J.O. and Mabelee Terry
J.O. Terry’s pioneering work crafting Bible stories for oral learners revolutionized Southern Baptists’ approach to missions.
Southern Baptists were reaching a limited audience.
In 1968, J.O. Terry and his wife, Mabelee, were appointed as missionaries to serve in broadcast media work in the Philippines, an extension of the work J.O. had done in Christian radio in the U.S. In Manila, J.O. produced radio programming in a studio and often traveled to rural areas to conduct film evangelism. He also developed audiocassette programming for rural lay leaders.
After 15 years of successful media production in Manila, J.O. and Mabelee relocated to Singapore for greater access to South Asia. But while Mabelee served as a trusted business manager in the FMB’s Singapore office, J.O. realized his work wasn’t as helpful as he had thought. He learned that the work he was doing couldn’t be reproduced by the people he had come to serve.
Over the next decade, J.O. and some of his FMB colleagues, especially Jim Slack, explored different methods of sharing the gospel with oral learners. The orally-presented Bible stories were well received in many cultures and contexts, and as a result, in 1991, Chronological Bible Storying was adapted for use in South and Southeast Asia. Later the approach spread, and Southern Baptist missionaries throughout the Americas and Africa learned to use storying methods to share the stories from creation to Christ.

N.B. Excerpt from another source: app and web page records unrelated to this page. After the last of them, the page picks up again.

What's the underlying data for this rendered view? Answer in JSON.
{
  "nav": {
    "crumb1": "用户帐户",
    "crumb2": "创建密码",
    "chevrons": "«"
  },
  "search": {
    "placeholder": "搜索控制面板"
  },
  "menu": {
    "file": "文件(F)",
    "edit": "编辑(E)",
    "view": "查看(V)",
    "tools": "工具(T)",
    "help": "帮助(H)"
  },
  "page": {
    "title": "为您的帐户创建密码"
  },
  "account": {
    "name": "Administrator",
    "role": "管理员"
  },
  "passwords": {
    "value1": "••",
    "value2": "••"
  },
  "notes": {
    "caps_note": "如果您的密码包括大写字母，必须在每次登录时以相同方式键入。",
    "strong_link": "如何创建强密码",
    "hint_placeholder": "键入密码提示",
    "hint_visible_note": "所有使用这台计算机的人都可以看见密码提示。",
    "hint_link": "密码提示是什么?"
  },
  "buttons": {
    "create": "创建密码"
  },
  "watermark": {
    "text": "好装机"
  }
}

J. O.’s pioneering work led him to develop two dozen or more chronologically arranged sets of Bible stories. He also wrote several books about Bible storying in missions. These books and story sets equipped storytellers to tell the stories from both the Old and New Testaments in ways that were easily understood and reproducible among oral learners.
J.O.’s commitment to effective, reproducible communication revolutionized Southern Baptists’ approach to missions and provided a way for many people to hear the truth of the gospel and understand it for the very first time.